- **INSTRUCTIONS TO FOLLOW**
What is needed is an exact copy of the data below, pictures excluded.

+-------+

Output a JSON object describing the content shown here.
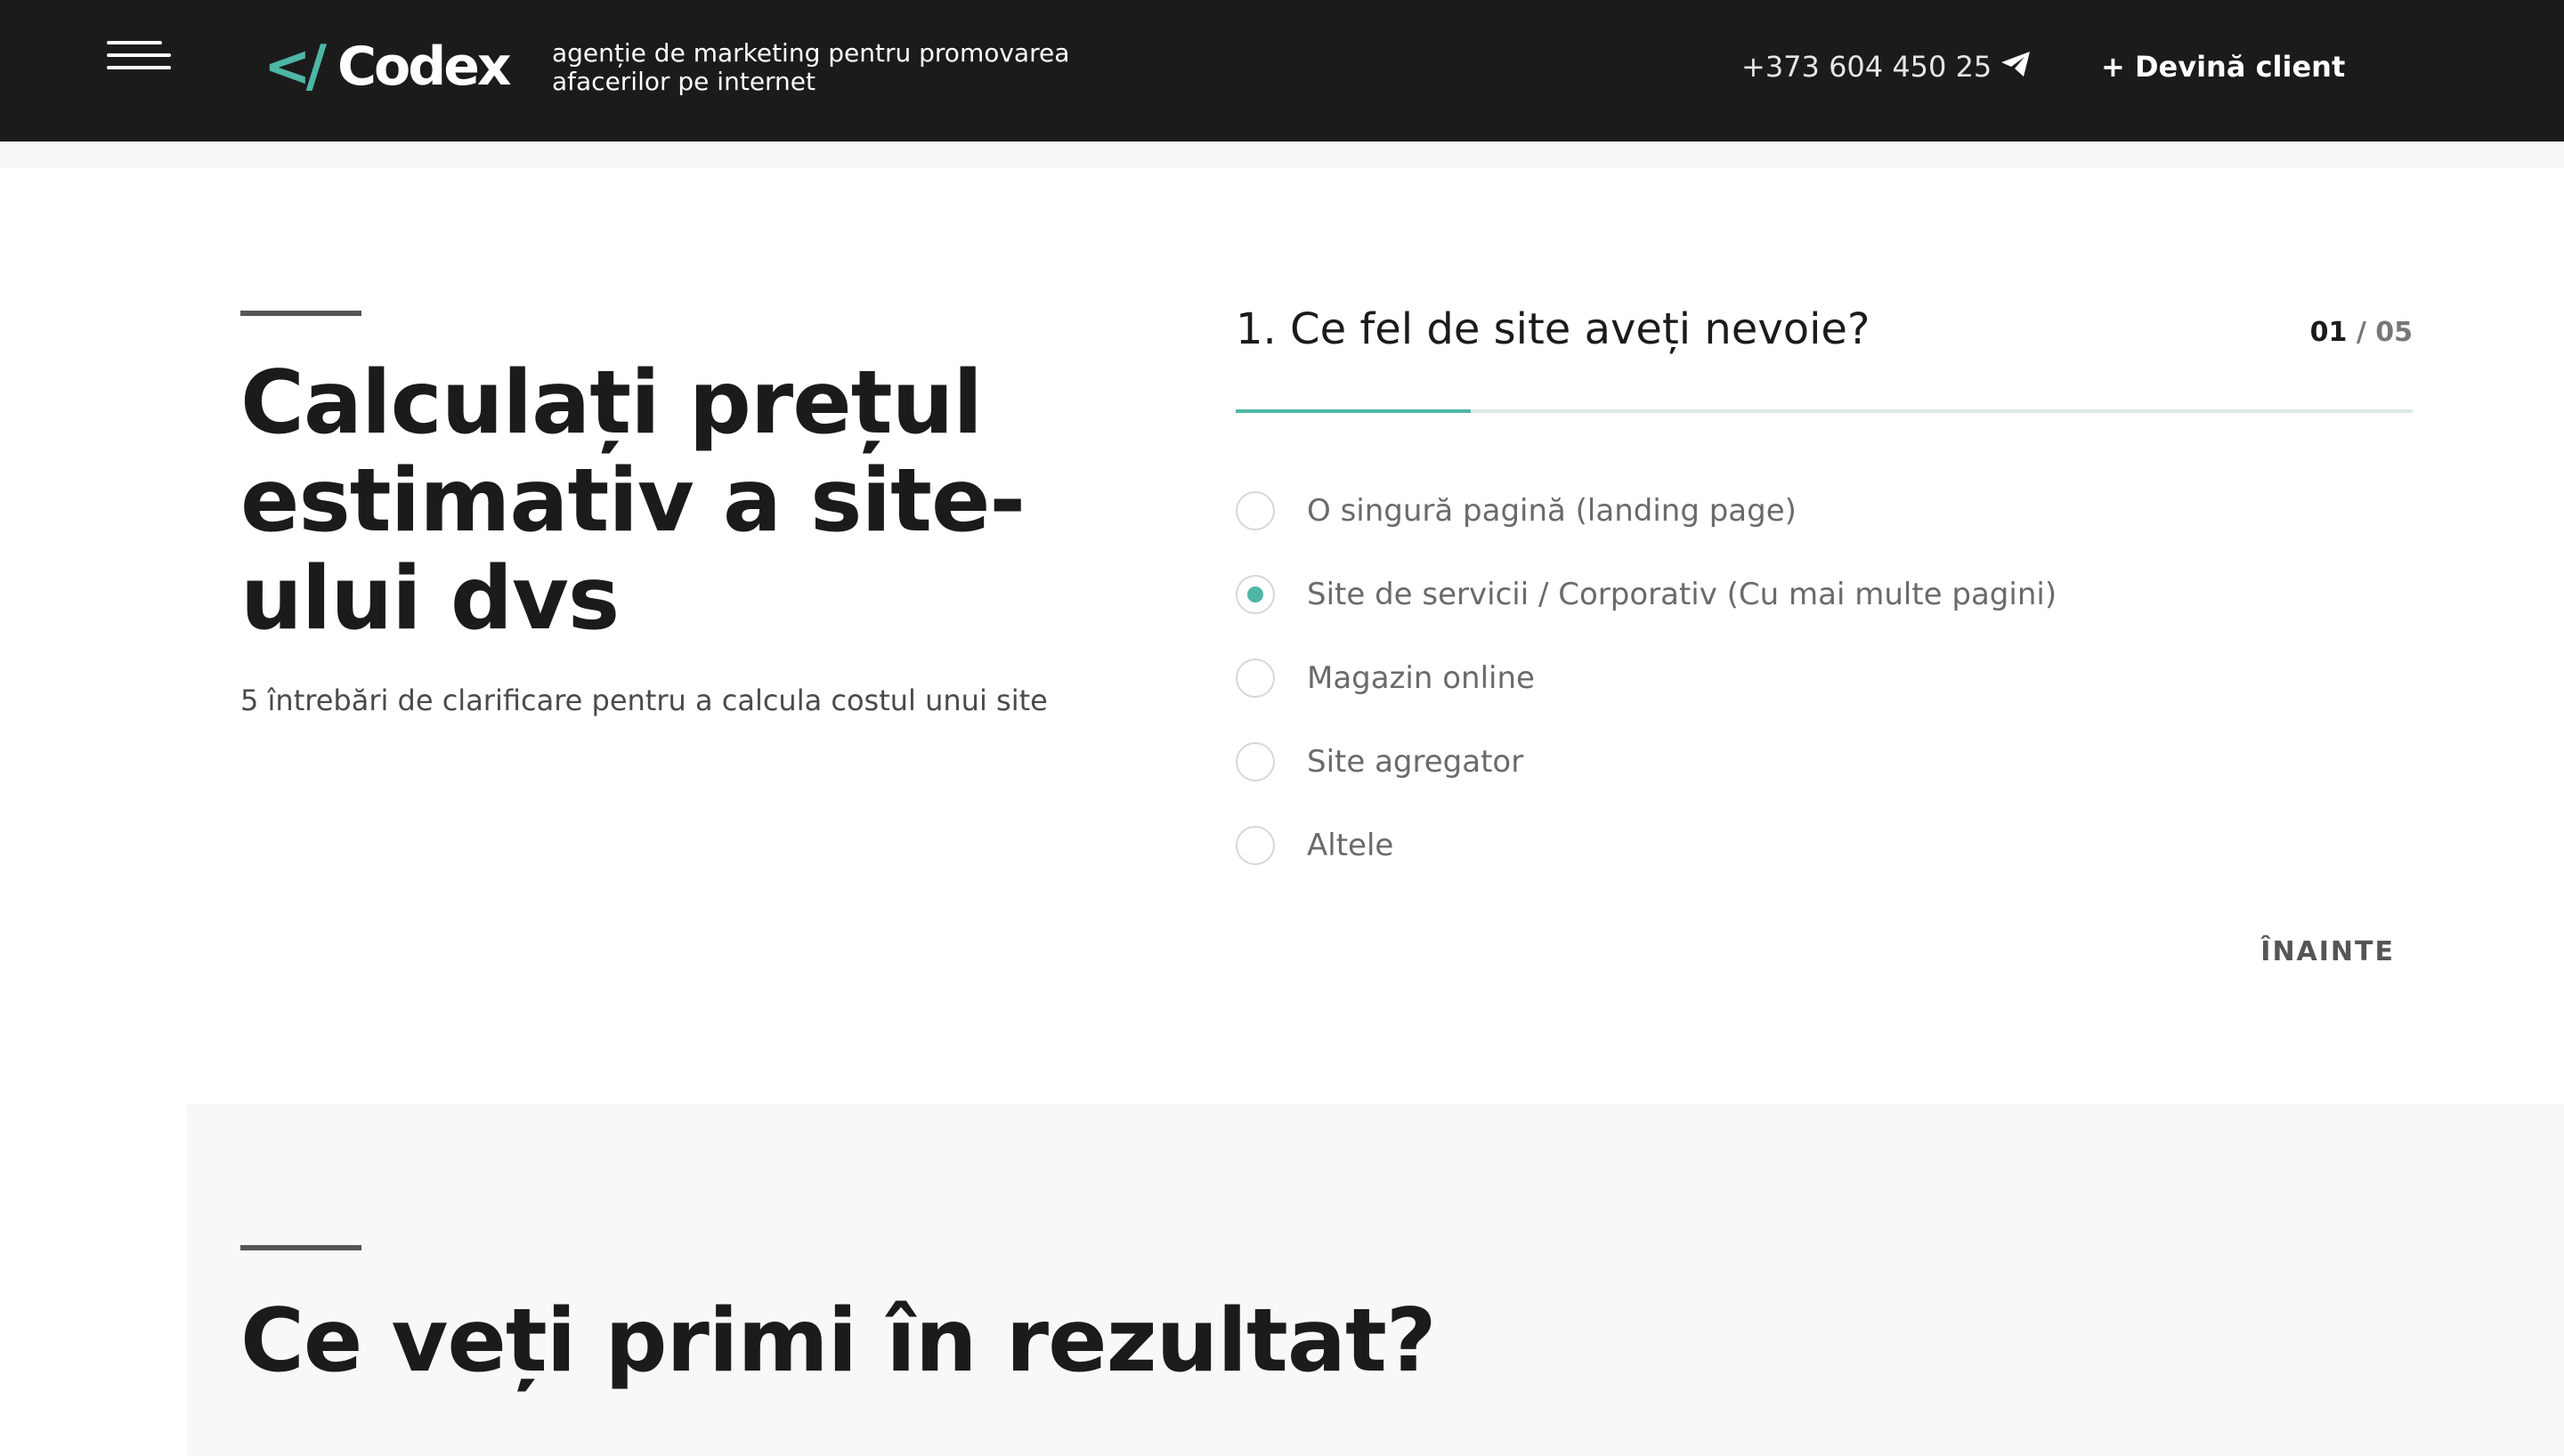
{
  "header": {
    "logo_mark": "</",
    "logo_text": "Codex",
    "tagline": "agenție de marketing pentru promovarea afacerilor pe internet",
    "phone": "+373 604 450 25",
    "cta_label": "+ Devină client"
  },
  "calculator": {
    "title": "Calculați prețul estimativ a site-ului dvs",
    "subtitle": "5 întrebări de clarificare pentru a calcula costul unui site"
  },
  "quiz": {
    "question": "1. Ce fel de site aveți nevoie?",
    "step_current": "01",
    "step_sep": " / ",
    "step_total": "05",
    "progress_fraction": 0.2,
    "options": [
      {
        "label": "O singură pagină (landing page)",
        "selected": false
      },
      {
        "label": "Site de servicii / Corporativ (Cu mai multe pagini)",
        "selected": true
      },
      {
        "label": "Magazin online",
        "selected": false
      },
      {
        "label": "Site agregator",
        "selected": false
      },
      {
        "label": "Altele",
        "selected": false
      }
    ],
    "next_label": "ÎNAINTE"
  },
  "result_section": {
    "title": "Ce veți primi în rezultat?"
  },
  "colors": {
    "accent": "#4db6a4",
    "header_bg": "#1b1b1b",
    "section_bg": "#f8f8f8"
  }
}
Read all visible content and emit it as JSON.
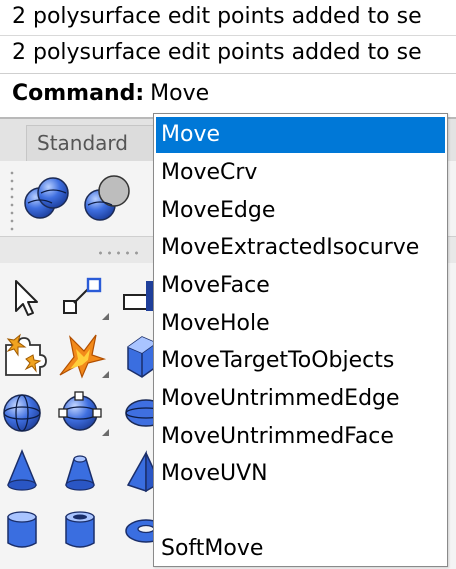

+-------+

- **RESPONSE TO THE TASK**
Output a JSON object describing the content shown here.
{
  "header": {
    "logo_mark": "</",
    "logo_text": "Codex",
    "tagline": "agenție de marketing pentru promovarea afacerilor pe internet",
    "phone": "+373 604 450 25",
    "cta_label": "+ Devină client"
  },
  "calculator": {
    "title": "Calculați prețul estimativ a site-ului dvs",
    "subtitle": "5 întrebări de clarificare pentru a calcula costul unui site"
  },
  "quiz": {
    "question": "1. Ce fel de site aveți nevoie?",
    "step_current": "01",
    "step_sep": " / ",
    "step_total": "05",
    "progress_fraction": 0.2,
    "options": [
      {
        "label": "O singură pagină (landing page)",
        "selected": false
      },
      {
        "label": "Site de servicii / Corporativ (Cu mai multe pagini)",
        "selected": true
      },
      {
        "label": "Magazin online",
        "selected": false
      },
      {
        "label": "Site agregator",
        "selected": false
      },
      {
        "label": "Altele",
        "selected": false
      }
    ],
    "next_label": "ÎNAINTE"
  },
  "result_section": {
    "title": "Ce veți primi în rezultat?"
  },
  "colors": {
    "accent": "#4db6a4",
    "header_bg": "#1b1b1b",
    "section_bg": "#f8f8f8"
  }
}
Read all visible content and emit it as JSON.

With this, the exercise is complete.